“What meeting is more important than the destruction of lives that happened right here?” said Henry Lim, one of several opponents for Miller’s seat in the House in attendance.
Meanwhile, Sen. Jared Soto and Rep. Jared Moskowitz held a press conference in front of the Orlando courthouse, where they and other Florida Democratic leaders turned over 40 letters calling for the special session.
The call for “no fly, no buy” legislation isn’t unique to Florida. Last week, a congressional House committee struck down a “no fly, no buy” amendment to existing gun legislation. The Senate struck down a similar proposal days before, and several state legislatures have attempted such legislation to no avail.
The policy has been criticized by the National Rifle Association for its infringement on the Second Amendment. Civil rights advocates have also taken issue with it because of the no-fly list’s questionable accuracy, disproportionate targeting of Muslims and secretive operations. The American Civil Liberties Union (ACLU) has stated that the number of people placed on terrorist watch lists without an adequate factual basis is in the tens of thousands.
“We worry that it will disproportionately target members of the Muslim community,” said Muslim civil rights attorney Zahra Billoo during an interview with Fusion. “We know that many of these mass shooters have not been on these terror watch lists because they are not people of color. They are not Muslim.”
Florida Democrats maintain that these criticisms are the basis of reform within the terror watch list’s policies, not an excuse to ignore common sense gun reform.
“The fact of the matter is, if the government has deemed someone too dangerous to get on a plane and fly from here to Tallahassee, then that person should also be too dangerous to own a deadly weapon,” Moskowitz said.

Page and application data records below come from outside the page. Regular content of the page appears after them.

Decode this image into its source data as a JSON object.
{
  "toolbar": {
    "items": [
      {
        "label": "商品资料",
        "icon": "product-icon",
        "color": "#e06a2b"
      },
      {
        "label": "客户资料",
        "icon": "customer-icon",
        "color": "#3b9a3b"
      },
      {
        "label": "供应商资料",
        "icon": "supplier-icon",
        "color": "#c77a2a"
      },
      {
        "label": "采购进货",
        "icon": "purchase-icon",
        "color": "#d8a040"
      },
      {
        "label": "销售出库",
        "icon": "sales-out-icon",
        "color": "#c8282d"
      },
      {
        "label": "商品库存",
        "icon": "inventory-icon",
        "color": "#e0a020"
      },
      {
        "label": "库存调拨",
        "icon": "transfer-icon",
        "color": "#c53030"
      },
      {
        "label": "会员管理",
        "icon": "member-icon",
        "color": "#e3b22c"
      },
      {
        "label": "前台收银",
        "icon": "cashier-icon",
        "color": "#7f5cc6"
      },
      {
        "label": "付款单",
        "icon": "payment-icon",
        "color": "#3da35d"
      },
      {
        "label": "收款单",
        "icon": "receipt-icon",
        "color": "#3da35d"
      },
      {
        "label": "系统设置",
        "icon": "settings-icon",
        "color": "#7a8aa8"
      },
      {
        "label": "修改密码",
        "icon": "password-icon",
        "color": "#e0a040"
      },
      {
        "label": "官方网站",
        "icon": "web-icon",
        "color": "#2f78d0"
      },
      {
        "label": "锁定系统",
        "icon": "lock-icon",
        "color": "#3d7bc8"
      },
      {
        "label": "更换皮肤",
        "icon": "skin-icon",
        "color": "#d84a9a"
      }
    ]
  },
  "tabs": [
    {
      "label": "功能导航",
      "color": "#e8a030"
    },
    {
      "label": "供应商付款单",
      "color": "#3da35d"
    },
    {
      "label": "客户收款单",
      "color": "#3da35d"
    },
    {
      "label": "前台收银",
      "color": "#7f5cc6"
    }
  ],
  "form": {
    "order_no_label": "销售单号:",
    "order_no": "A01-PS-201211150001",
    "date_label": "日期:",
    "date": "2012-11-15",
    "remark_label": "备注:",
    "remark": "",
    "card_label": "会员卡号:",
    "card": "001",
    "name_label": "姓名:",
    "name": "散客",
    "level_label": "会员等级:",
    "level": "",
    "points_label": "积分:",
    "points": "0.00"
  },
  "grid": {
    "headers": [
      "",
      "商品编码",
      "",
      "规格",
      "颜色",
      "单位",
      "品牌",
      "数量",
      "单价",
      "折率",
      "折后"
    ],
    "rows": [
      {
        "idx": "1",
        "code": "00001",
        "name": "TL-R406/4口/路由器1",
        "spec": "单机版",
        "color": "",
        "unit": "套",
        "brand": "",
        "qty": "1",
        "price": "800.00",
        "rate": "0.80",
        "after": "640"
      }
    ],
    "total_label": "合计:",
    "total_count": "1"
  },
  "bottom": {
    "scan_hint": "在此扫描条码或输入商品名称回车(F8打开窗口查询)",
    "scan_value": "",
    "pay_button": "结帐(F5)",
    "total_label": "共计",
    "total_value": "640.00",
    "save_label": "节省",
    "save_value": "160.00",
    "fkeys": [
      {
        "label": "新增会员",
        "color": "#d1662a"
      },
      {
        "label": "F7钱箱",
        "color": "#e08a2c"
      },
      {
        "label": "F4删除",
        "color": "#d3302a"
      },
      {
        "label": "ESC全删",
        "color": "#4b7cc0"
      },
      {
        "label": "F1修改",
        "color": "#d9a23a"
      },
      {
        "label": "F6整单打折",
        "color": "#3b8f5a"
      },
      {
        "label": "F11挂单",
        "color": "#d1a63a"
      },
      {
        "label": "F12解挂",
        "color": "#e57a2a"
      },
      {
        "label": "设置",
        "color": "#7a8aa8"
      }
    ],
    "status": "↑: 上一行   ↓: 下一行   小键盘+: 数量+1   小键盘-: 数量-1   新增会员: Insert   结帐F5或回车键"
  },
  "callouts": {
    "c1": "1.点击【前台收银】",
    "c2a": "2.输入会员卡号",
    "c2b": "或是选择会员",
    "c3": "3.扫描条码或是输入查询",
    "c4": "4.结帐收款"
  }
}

The Florida House will vote on the special session in the coming days, but incoming Minority Leader Janet Cruz estimates that the chances of the special session are “one in a million.”
Story originally published on June 28, 2016.